A proposed City Charter amendment that seeks to ban police from using no-knock warrants and chokeholds, as well as expand the city’s cite-and-release policy for low-level, nonviolent crimes, has enough certified signatures supporting it to appear on the ballot in San Antonio’s May municipal election.

However, City Attorney Andy Segovia told reporters Wednesday the most of the provisions are inconsistent with state law and could not be enforced if even if they’re approved by voters.

Segovia said that if the amendment is approved, the city would not be able to make any other changes to its charter until the November 2025 election, thanks to a state law restricting the frequency of charter amendments. Mayor Ron Nirenberg had been assembling a charter review committee to explore other potential changes in the coming year.

As written the proposal, called the Justice Charter by its proponents, would ostensibly eliminate police enforcement of certain levels of marijuana possession, eliminate police enforcement of abortion-related crimes. It would also ostensibly ban the use of chokeholds by police, ban the use of no-knock warrants, create additional requirements to obtain a search warrant, and remove the officers’ discretion in whether to issue a citation or arrest for some low-level crimes.

With the exception of one provision calling for the creation of a city justice director, Segovia said the proposal’s elements “are all inconsistent with state law.”

“Therefore, even if the public does adopt the charter amendments, the charter amendments as written will not be enforceable,” he said.

The progressive group ACT 4 SA submitted 38,000 petition signatures supporting the Justice Charter to the city clerk last month.

Segovia said Wednesday that enough signatures had been verified for it to be included on the May 6 ballot, and City Council would authorize the move next week, as it is required to do.

“The simple truth is that these policies will save lives by limiting unnecessary interactions with police that can lead to serious injury or even death – as we have seen recently with the shooting of Erik Cantu and death of Tyre Nichols,” ACT 4 SA Executive Director Ananda Tomas said in a statement Wednesday evening. 

“By passing this we will create a safer, more just San Antonio for all that can be a beacon of light for other cities across Texas and even across the nation,” she said.

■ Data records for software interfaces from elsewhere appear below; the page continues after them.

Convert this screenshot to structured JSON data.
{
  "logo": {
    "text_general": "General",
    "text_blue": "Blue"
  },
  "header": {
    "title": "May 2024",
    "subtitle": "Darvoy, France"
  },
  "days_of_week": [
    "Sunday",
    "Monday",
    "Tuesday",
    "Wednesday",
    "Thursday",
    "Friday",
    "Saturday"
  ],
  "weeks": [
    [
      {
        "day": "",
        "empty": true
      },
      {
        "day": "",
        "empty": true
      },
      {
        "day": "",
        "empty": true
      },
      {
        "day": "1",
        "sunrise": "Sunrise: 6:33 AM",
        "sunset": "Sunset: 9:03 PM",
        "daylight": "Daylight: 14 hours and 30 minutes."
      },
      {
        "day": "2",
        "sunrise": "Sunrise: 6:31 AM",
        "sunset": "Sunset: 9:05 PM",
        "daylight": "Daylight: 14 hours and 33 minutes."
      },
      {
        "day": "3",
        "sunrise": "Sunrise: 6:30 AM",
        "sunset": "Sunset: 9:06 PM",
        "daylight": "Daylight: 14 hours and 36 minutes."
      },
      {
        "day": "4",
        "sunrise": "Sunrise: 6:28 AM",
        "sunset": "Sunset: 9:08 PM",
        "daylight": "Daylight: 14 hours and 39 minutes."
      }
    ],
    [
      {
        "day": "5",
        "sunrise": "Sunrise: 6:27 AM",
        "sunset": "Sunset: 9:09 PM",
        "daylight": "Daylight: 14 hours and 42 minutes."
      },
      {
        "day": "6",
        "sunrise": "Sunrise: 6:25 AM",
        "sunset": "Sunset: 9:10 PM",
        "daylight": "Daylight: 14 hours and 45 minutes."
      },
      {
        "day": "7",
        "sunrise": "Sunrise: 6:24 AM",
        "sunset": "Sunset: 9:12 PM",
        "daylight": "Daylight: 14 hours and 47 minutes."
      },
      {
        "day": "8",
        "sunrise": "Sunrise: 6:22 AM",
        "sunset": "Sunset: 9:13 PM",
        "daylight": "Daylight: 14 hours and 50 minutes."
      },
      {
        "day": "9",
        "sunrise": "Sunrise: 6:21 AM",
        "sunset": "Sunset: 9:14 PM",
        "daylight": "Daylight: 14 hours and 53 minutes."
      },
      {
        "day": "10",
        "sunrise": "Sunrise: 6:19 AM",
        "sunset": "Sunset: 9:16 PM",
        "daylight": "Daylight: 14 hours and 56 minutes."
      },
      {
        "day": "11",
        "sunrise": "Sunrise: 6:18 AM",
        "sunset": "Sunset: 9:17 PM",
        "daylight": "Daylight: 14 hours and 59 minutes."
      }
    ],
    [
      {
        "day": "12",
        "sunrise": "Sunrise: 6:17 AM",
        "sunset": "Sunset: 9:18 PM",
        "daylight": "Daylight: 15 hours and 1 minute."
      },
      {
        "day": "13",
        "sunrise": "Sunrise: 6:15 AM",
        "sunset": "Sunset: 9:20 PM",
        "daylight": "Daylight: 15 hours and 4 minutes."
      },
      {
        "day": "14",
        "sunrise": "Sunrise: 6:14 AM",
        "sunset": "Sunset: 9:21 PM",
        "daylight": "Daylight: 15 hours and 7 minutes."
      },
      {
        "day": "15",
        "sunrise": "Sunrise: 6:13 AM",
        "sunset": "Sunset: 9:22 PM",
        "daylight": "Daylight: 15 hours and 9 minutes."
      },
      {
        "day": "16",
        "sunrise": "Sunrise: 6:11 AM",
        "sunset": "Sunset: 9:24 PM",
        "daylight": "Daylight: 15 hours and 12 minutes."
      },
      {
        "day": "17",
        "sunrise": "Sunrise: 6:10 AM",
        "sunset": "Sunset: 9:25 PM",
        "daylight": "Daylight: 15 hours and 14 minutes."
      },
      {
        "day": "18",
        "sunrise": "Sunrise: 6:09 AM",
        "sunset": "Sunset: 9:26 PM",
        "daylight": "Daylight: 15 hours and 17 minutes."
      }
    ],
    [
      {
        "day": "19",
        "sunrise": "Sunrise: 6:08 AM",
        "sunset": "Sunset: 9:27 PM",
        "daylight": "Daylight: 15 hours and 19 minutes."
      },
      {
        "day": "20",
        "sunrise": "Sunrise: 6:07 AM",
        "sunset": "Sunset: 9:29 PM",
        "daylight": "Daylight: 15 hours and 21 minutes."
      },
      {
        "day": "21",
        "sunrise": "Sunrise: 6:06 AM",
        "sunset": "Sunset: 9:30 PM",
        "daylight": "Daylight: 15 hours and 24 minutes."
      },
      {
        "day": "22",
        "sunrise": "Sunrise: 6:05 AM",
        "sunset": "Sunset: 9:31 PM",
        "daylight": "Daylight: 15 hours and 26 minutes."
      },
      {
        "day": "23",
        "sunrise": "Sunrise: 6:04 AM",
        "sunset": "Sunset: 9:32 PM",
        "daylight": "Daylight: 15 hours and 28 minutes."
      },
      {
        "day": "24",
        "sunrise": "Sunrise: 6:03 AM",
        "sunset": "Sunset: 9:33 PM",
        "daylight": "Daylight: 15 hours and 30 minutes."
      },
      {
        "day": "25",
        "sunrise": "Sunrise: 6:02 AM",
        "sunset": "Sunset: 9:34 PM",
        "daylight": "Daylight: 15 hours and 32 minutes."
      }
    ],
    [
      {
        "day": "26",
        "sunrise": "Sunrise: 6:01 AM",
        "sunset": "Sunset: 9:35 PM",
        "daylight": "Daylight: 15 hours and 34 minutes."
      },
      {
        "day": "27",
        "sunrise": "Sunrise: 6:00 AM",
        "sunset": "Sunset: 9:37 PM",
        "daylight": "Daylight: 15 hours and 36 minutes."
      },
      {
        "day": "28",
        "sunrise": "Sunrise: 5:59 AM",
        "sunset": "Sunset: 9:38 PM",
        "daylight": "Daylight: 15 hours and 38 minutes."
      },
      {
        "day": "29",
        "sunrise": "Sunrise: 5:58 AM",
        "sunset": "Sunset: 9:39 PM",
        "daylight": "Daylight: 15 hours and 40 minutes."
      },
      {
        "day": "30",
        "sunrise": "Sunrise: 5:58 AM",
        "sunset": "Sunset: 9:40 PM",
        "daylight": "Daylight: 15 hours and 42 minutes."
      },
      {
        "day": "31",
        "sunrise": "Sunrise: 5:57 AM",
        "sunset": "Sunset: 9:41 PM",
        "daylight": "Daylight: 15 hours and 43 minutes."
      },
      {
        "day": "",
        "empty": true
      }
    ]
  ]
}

Local Republicans are already organizing to oppose the Justice Charter in the May election. Meanwhile, the legality of the proposal itself is under scrutiny from attorneys on the right.

Rob Henneke, executive director and general counsel at the conservative Texas Public Policy Foundation (TPPF), said the Justice Charter likely violates the state’s single subject statutory rule, which restricts ballot amendments to a single policy topic. In recent years TPPF successfully sued Texas cities to stop them from implementing paid sick leave requirements and plastic bag bans through city ordinances.

Ballot proposals are trickier to navigate, though, and less common because of the cost of gathering signatures, Henneke said.

“It’s not just something that somebody with a clipboard goes out and gets 38,000 signatures,” he said.

Segovia said Wednesday he believed the city wouldn’t be subject to a lawsuit if it doesn’t seek to enforce the charter amendment if it passes.

“If our position is we’re not going to enforce those things that are inconsistent with state law, I don’t see the state thing coming after us,” he said.

Avatar photo

Andrea Drusch

Andrea Drusch writes about local government for the San Antonio Report. She's covered politics in Washington, D.C., and Texas for the Fort Worth Star-Telegram, National Journal and Politico.